Required work:
Each line of the listing where "level" appears should be reported.
[Start of Attachment]
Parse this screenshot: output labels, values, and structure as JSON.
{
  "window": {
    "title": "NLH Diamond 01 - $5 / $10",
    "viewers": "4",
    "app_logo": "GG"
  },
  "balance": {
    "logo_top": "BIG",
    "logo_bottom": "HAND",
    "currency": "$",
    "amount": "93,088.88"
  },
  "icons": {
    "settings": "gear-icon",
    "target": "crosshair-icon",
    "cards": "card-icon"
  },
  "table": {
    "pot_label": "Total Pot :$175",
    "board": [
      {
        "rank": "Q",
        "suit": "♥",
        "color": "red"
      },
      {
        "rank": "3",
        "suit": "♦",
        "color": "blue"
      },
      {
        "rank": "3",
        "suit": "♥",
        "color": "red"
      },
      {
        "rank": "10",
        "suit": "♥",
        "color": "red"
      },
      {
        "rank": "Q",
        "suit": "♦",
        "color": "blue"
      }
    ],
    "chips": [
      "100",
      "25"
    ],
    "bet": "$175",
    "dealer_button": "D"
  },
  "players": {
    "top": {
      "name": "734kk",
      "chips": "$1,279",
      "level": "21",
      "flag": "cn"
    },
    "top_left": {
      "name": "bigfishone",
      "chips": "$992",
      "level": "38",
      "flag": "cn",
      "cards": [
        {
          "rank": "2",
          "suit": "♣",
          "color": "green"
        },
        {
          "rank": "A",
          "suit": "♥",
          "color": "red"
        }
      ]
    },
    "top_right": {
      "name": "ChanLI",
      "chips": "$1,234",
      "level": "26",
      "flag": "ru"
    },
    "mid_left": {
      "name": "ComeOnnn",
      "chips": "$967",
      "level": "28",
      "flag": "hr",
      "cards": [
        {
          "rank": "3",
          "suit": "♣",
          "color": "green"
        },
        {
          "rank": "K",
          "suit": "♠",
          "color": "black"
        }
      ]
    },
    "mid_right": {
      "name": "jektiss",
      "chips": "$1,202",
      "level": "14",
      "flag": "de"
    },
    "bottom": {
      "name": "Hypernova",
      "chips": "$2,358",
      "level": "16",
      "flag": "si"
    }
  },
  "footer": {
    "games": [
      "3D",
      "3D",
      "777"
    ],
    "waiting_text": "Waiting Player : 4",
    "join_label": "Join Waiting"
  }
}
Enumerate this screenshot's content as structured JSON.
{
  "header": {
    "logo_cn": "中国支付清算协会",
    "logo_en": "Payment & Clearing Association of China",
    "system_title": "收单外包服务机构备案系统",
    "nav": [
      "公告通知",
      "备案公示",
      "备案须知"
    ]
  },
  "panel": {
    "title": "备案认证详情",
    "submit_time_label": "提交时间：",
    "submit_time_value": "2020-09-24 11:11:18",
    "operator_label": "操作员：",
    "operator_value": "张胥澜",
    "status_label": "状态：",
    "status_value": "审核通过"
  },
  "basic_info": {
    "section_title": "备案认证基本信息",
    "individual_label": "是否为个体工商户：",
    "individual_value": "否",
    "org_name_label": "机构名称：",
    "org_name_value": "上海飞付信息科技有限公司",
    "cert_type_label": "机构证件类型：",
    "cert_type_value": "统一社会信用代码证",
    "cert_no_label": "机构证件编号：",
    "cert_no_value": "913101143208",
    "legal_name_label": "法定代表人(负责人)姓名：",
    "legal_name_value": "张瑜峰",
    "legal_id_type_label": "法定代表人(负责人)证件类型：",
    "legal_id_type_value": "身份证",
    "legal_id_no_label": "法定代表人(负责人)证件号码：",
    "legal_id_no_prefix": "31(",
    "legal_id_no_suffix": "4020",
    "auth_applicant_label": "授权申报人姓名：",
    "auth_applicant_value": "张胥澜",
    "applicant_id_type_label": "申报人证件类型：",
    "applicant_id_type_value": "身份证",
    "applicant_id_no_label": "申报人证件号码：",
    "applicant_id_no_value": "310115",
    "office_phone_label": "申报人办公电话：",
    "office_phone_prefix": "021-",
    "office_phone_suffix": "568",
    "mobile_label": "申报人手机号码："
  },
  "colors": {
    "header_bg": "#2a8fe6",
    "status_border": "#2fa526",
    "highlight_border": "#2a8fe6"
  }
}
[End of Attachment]
Exercise solution:
      "level": "21",
      "level": "38",
      "level": "26",
      "level": "28",
      "level": "14",
      "level": "16",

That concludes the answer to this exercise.